■ **TASK GOAL**:
Show every line of the data where the word "April" can be found.

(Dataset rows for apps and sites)
- - - - - - -

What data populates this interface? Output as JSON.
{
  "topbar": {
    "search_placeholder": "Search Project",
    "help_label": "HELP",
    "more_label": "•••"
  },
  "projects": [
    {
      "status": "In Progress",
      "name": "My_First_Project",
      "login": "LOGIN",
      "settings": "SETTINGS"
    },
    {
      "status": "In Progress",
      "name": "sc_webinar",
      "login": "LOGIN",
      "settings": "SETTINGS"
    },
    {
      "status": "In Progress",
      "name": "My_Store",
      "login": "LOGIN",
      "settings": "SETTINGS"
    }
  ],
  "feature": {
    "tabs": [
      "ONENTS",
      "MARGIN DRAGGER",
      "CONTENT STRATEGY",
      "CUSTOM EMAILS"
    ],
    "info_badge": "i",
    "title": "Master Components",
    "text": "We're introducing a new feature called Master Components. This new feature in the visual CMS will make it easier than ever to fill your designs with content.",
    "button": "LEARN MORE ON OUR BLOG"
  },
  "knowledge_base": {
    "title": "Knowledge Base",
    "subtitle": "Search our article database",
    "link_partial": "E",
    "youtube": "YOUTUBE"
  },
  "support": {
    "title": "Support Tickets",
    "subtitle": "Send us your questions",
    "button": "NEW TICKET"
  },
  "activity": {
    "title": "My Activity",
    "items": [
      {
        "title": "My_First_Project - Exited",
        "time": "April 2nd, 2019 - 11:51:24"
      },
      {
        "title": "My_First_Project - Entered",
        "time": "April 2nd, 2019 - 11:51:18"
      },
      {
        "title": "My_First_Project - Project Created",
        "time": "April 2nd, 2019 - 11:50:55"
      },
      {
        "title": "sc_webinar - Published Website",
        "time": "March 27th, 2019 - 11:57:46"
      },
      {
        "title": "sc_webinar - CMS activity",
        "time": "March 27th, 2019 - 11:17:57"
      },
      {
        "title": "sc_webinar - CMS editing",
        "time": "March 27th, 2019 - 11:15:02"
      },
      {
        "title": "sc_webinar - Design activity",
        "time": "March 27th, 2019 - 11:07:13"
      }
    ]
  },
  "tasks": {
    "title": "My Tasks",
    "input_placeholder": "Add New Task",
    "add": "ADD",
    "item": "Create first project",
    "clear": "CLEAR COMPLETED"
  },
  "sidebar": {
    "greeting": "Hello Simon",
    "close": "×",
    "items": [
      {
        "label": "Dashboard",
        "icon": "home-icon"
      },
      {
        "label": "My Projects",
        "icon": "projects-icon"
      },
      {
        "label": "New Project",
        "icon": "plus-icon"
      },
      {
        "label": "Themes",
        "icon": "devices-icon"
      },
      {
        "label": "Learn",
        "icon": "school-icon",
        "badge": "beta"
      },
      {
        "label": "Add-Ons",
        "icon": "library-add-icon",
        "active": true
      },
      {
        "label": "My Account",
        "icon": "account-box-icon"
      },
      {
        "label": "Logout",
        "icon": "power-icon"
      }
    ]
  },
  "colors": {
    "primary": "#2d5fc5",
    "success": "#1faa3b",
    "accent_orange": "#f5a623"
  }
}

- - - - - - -

■ **RESULT FOR THIS EXERCISE**:
        "time": "April 2nd, 2019 - 11:51:24"
        "time": "April 2nd, 2019 - 11:51:18"
        "time": "April 2nd, 2019 - 11:50:55"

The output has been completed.